The story shows us that when we get so caught up in the “terrible too’s” of Gluttony that we become impatient, we never move to a higher way of living. All we end up doing is reinforcing an old way of life. Then, we complain when the satisfactions of the old operating system don’t last.
Will worshipping the Golden Calf of military supremacy lead to lasting peace in our world today, or make the world ultimately more dangerous? Will spewing carbon into our atmosphere lead to stable, long-term economic growth for our country and others, or will our carbon “footprint” become a “boot print” stamping out all possibility of a sustainable future?
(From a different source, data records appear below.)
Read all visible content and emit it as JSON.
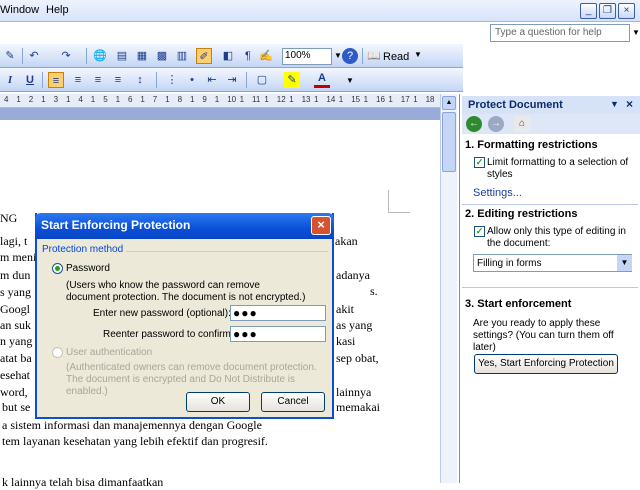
{
  "menubar": {
    "window": "Window",
    "help": "Help"
  },
  "ask_box": {
    "placeholder": "Type a question for help"
  },
  "window_controls": {
    "minimize": "_",
    "restore": "❐",
    "close": "×"
  },
  "toolbar": {
    "zoom": "100%",
    "read": "Read",
    "font_color_icon": "A",
    "bold": "B",
    "italic": "I",
    "underline": "U"
  },
  "ruler": {
    "marks": [
      "4",
      "1",
      "2",
      "1",
      "3",
      "1",
      "4",
      "1",
      "5",
      "1",
      "6",
      "1",
      "7",
      "1",
      "8",
      "1",
      "9",
      "1",
      "10",
      "1",
      "11",
      "1",
      "12",
      "1",
      "13",
      "1",
      "14",
      "1",
      "15",
      "1",
      "16",
      "1",
      "17",
      "1",
      "18"
    ]
  },
  "document": {
    "lines": [
      "NG",
      " lagi, t",
      "m menin",
      "m dun",
      "s yang",
      "Googl",
      "an suk",
      "n yang",
      "atat ba",
      "esehat",
      "word, ",
      "but se",
      "a sistem informasi dan manajemennya dengan Google",
      "tem layanan kesehatan yang lebih efektif dan progresif.",
      "k lainnya telah bisa dimanfaatkan"
    ],
    "right_fragments": [
      "akan",
      "adanya",
      "s.",
      "akit",
      "as yang",
      "kasi",
      "sep obat,",
      "lainnya",
      "memakai"
    ]
  },
  "taskpane": {
    "title": "Protect Document",
    "section1": "1. Formatting restrictions",
    "limit_label": "Limit formatting to a selection of styles",
    "settings": "Settings...",
    "section2": "2. Editing restrictions",
    "allow_label": "Allow only this type of editing in the document:",
    "editing_type": "Filling in forms",
    "section3": "3. Start enforcement",
    "ready_text": "Are you ready to apply these settings? (You can turn them off later)",
    "enforce_button": "Yes, Start Enforcing Protection"
  },
  "dialog": {
    "title": "Start Enforcing Protection",
    "group_label": "Protection method",
    "password_option": "Password",
    "password_note": "(Users who know the password can remove document protection. The document is not encrypted.)",
    "enter_label": "Enter new password (optional):",
    "enter_value": "●●●",
    "reenter_label": "Reenter password to confirm:",
    "reenter_value": "●●●",
    "user_auth_option": "User authentication",
    "user_auth_note": "(Authenticated owners can remove document protection. The document is encrypted and Do Not Distribute is enabled.)",
    "ok": "OK",
    "cancel": "Cancel"
  }
}
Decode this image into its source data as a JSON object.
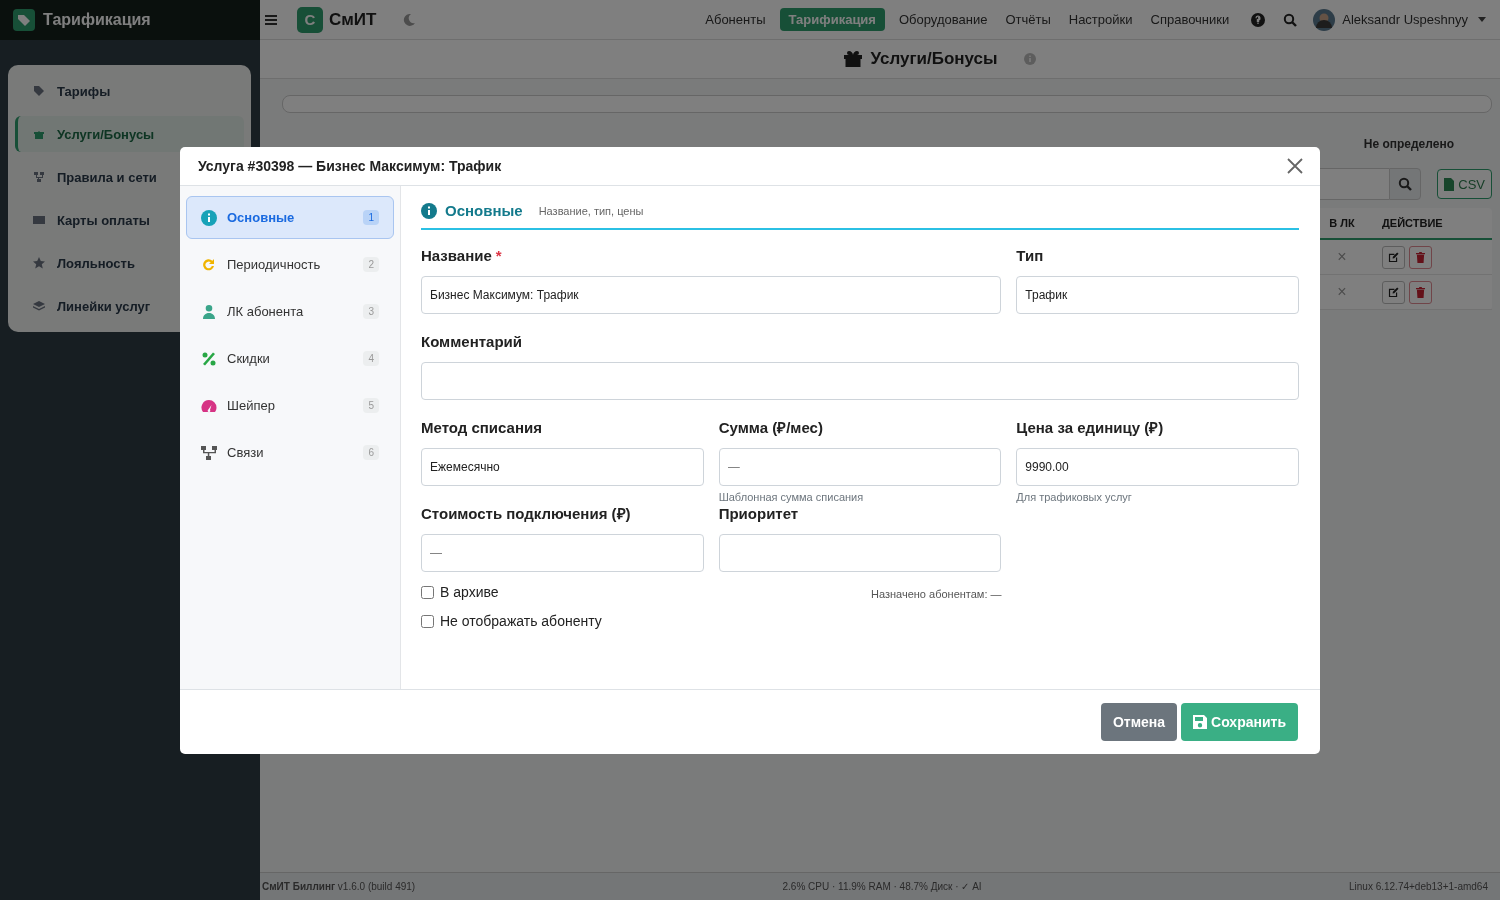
{
  "sidebar": {
    "title": "Тарификация",
    "items": [
      {
        "label": "Тарифы",
        "kind": "tag",
        "selected": false
      },
      {
        "label": "Услуги/Бонусы",
        "kind": "gift",
        "selected": true
      },
      {
        "label": "Правила и сети",
        "kind": "network",
        "selected": false
      },
      {
        "label": "Карты оплаты",
        "kind": "card",
        "selected": false
      },
      {
        "label": "Лояльность",
        "kind": "star",
        "selected": false
      },
      {
        "label": "Линейки услуг",
        "kind": "layers",
        "selected": false
      }
    ]
  },
  "topbar": {
    "brand_letter": "С",
    "brand": "СмИТ",
    "nav": [
      {
        "label": "Абоненты",
        "selected": false
      },
      {
        "label": "Тарификация",
        "selected": true
      },
      {
        "label": "Оборудование",
        "selected": false
      },
      {
        "label": "Отчёты",
        "selected": false
      },
      {
        "label": "Настройки",
        "selected": false
      },
      {
        "label": "Справочники",
        "selected": false
      }
    ],
    "user": "Aleksandr Uspeshnyy"
  },
  "page": {
    "title": "Услуги/Бонусы"
  },
  "tabs": [
    {
      "label": "Не определено",
      "selected": false
    }
  ],
  "toolbar": {
    "csv_button": "CSV"
  },
  "table": {
    "columns": [
      "В ЛК",
      "ДЕЙСТВИЕ"
    ],
    "rows": [
      {
        "in_lk": "×"
      },
      {
        "in_lk": "×"
      }
    ]
  },
  "status_bar": {
    "left": "**СмИТ Биллинг** v1.6.0 (build 491)",
    "center": "2.6% CPU · 11.9% RAM · 48.7% Диск · ✓ AI",
    "right": "Linux 6.12.74+deb13+1-amd64"
  },
  "modal": {
    "title": "Услуга #30398 — Бизнес Максимум: Трафик",
    "nav": [
      {
        "label": "Основные",
        "number": "1",
        "kind": "info",
        "selected": true
      },
      {
        "label": "Периодичность",
        "number": "2",
        "kind": "refresh",
        "selected": false
      },
      {
        "label": "ЛК абонента",
        "number": "3",
        "kind": "user",
        "selected": false
      },
      {
        "label": "Скидки",
        "number": "4",
        "kind": "percent",
        "selected": false
      },
      {
        "label": "Шейпер",
        "number": "5",
        "kind": "gauge",
        "selected": false
      },
      {
        "label": "Связи",
        "number": "6",
        "kind": "network",
        "selected": false
      }
    ],
    "section": {
      "title": "Основные",
      "subtitle": "Название, тип, цены"
    },
    "fields": [
      {
        "label": "Название",
        "required": true,
        "value": "Бизнес Максимум: Трафик"
      },
      {
        "label": "Тип",
        "required": false,
        "value": "Трафик"
      },
      {
        "label": "Комментарий",
        "required": false
      },
      {
        "label": "Метод списания",
        "required": false,
        "value": "Ежемесячно"
      },
      {
        "label": "Сумма (₽/мес)",
        "required": false,
        "placeholder": "—",
        "help": "Шаблонная сумма списания"
      },
      {
        "label": "Цена за единицу (₽)",
        "required": false,
        "value": "9990.00",
        "help": "Для трафиковых услуг"
      },
      {
        "label": "Стоимость подключения (₽)",
        "required": false,
        "placeholder": "—"
      },
      {
        "label": "Приоритет",
        "required": false
      }
    ],
    "required_mark": "*",
    "checkboxes": [
      {
        "label": "В архиве",
        "checked": false
      },
      {
        "label": "Не отображать абоненту",
        "checked": false
      }
    ],
    "assigned": "Назначено абонентам: —",
    "cancel_button": "Отмена",
    "save_button": "Сохранить"
  }
}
These are big questions, with largely unforeseeable outcomes. What is clear is that we can take all this to an up close and personal level. The story of Israel and the Golden Calf invites you and me to consider our own lives, and our own paths, asking, “What do I tend to do when God is silent longer than I think God should be silent? And what do I do when I feel a sense of call to move in a particular direction and feel stymied, like I’m just spinning my wheels? Do I fall prey to the “terrible too’s” and take matters into my own hands, or does Temperance allow me the trust necessary for God to show me a better way?
Temperance is so powerful because it reorients our focus from what we don’t have to what we have already been given. When we take time to notice and be mindful of what we’ve been given, our feelings of deprivation transform into an awareness of abundance, which allows us the patience necessary to be content with God working in God’s own time rather than on the schedule we would prefer.
If only Israel would have been more focused on the miracle of what they already had as they waited for Moses’s return – on their recent liberation from slavery, their dramatically increased sense of community as a people, and their discovery of a God who loved them beyond their wildest imagination. Perhaps they would not have done on Day 39 that which they became ashamed of on Day 40.
If God has been overly silent as you strive to discover your path, or if you feel like you are just spinning your wheels while trying to move along a path that has already been revealed, Israel’s story serves as a reminder. Sometimes the surest way to move forward is to look backward – to appreciate what has already been revealed, and what you have already been given – until Day 40 arrives and you discover that the wonder was worth the wait.